What needs to be done: Apart from the pictures, reproduce the data below exactly as it stands.

[Dataset entries]
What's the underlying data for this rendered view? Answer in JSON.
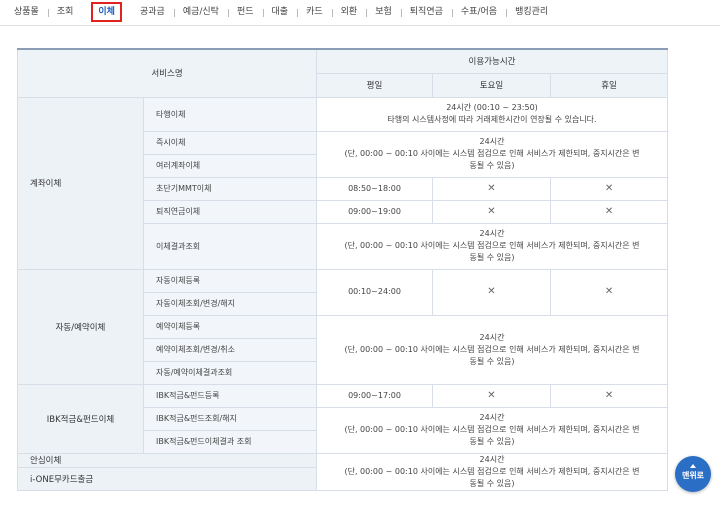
{
  "tabs": [
    {
      "label": "상품몰",
      "active": false
    },
    {
      "label": "조회",
      "active": false
    },
    {
      "label": "이체",
      "active": true
    },
    {
      "label": "공과금",
      "active": false
    },
    {
      "label": "예금/신탁",
      "active": false
    },
    {
      "label": "펀드",
      "active": false
    },
    {
      "label": "대출",
      "active": false
    },
    {
      "label": "카드",
      "active": false
    },
    {
      "label": "외환",
      "active": false
    },
    {
      "label": "보험",
      "active": false
    },
    {
      "label": "퇴직연금",
      "active": false
    },
    {
      "label": "수표/어음",
      "active": false
    },
    {
      "label": "뱅킹관리",
      "active": false
    }
  ],
  "table": {
    "header": {
      "service": "서비스명",
      "availability": "이용가능시간",
      "weekday": "평일",
      "saturday": "토요일",
      "holiday": "휴일"
    },
    "groups": {
      "account_transfer": "계좌이체",
      "auto_reserved": "자동/예약이체",
      "ibk_savings": "IBK적금&펀드이체",
      "safe_transfer": "안심이체",
      "ione_cardless": "i-ONE무카드출금"
    },
    "rows": {
      "other_bank": "타행이체",
      "instant": "즉시이체",
      "multi_account": "여러계좌이체",
      "ultra_mmt": "초단기MMT이체",
      "pension": "퇴직연금이체",
      "transfer_result": "이체결과조회",
      "auto_register": "자동이체등록",
      "auto_manage": "자동이체조회/변경/해지",
      "reserve_register": "예약이체등록",
      "reserve_manage": "예약이체조회/변경/취소",
      "auto_reserve_result": "자동/예약이체결과조회",
      "ibk_register": "IBK적금&펀드등록",
      "ibk_manage": "IBK적금&펀드조회/해지",
      "ibk_result": "IBK적금&펀드이체결과 조회"
    },
    "text": {
      "h24": "24시간",
      "other_bank_range": "24시간 (00:10 ~ 23:50)",
      "other_bank_note": "타행의 시스템사정에 따라 거래제한시간이 연장될 수 있습니다.",
      "maint_line1": "(단, 00:00 ~ 00:10 사이에는 시스템 점검으로 인해 서비스가 제한되며, 중지시간은 변",
      "maint_line2": "동될 수 있음)",
      "mmt_weekday": "08:50~18:00",
      "pension_weekday": "09:00~19:00",
      "auto_weekday": "00:10~24:00",
      "ibk_weekday": "09:00~17:00",
      "unavailable": "✕"
    }
  },
  "top_button": {
    "label": "맨위로"
  }
}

Solution for this problem:
What's the underlying data for this rendered view? Answer in JSON.
{
  "tabs": [
    {
      "label": "상품몰",
      "active": false
    },
    {
      "label": "조회",
      "active": false
    },
    {
      "label": "이체",
      "active": true
    },
    {
      "label": "공과금",
      "active": false
    },
    {
      "label": "예금/신탁",
      "active": false
    },
    {
      "label": "펀드",
      "active": false
    },
    {
      "label": "대출",
      "active": false
    },
    {
      "label": "카드",
      "active": false
    },
    {
      "label": "외환",
      "active": false
    },
    {
      "label": "보험",
      "active": false
    },
    {
      "label": "퇴직연금",
      "active": false
    },
    {
      "label": "수표/어음",
      "active": false
    },
    {
      "label": "뱅킹관리",
      "active": false
    }
  ],
  "table": {
    "header": {
      "service": "서비스명",
      "availability": "이용가능시간",
      "weekday": "평일",
      "saturday": "토요일",
      "holiday": "휴일"
    },
    "groups": {
      "account_transfer": "계좌이체",
      "auto_reserved": "자동/예약이체",
      "ibk_savings": "IBK적금&펀드이체",
      "safe_transfer": "안심이체",
      "ione_cardless": "i-ONE무카드출금"
    },
    "rows": {
      "other_bank": "타행이체",
      "instant": "즉시이체",
      "multi_account": "여러계좌이체",
      "ultra_mmt": "초단기MMT이체",
      "pension": "퇴직연금이체",
      "transfer_result": "이체결과조회",
      "auto_register": "자동이체등록",
      "auto_manage": "자동이체조회/변경/해지",
      "reserve_register": "예약이체등록",
      "reserve_manage": "예약이체조회/변경/취소",
      "auto_reserve_result": "자동/예약이체결과조회",
      "ibk_register": "IBK적금&펀드등록",
      "ibk_manage": "IBK적금&펀드조회/해지",
      "ibk_result": "IBK적금&펀드이체결과 조회"
    },
    "text": {
      "h24": "24시간",
      "other_bank_range": "24시간 (00:10 ~ 23:50)",
      "other_bank_note": "타행의 시스템사정에 따라 거래제한시간이 연장될 수 있습니다.",
      "maint_line1": "(단, 00:00 ~ 00:10 사이에는 시스템 점검으로 인해 서비스가 제한되며, 중지시간은 변",
      "maint_line2": "동될 수 있음)",
      "mmt_weekday": "08:50~18:00",
      "pension_weekday": "09:00~19:00",
      "auto_weekday": "00:10~24:00",
      "ibk_weekday": "09:00~17:00",
      "unavailable": "✕"
    }
  },
  "top_button": {
    "label": "맨위로"
  }
}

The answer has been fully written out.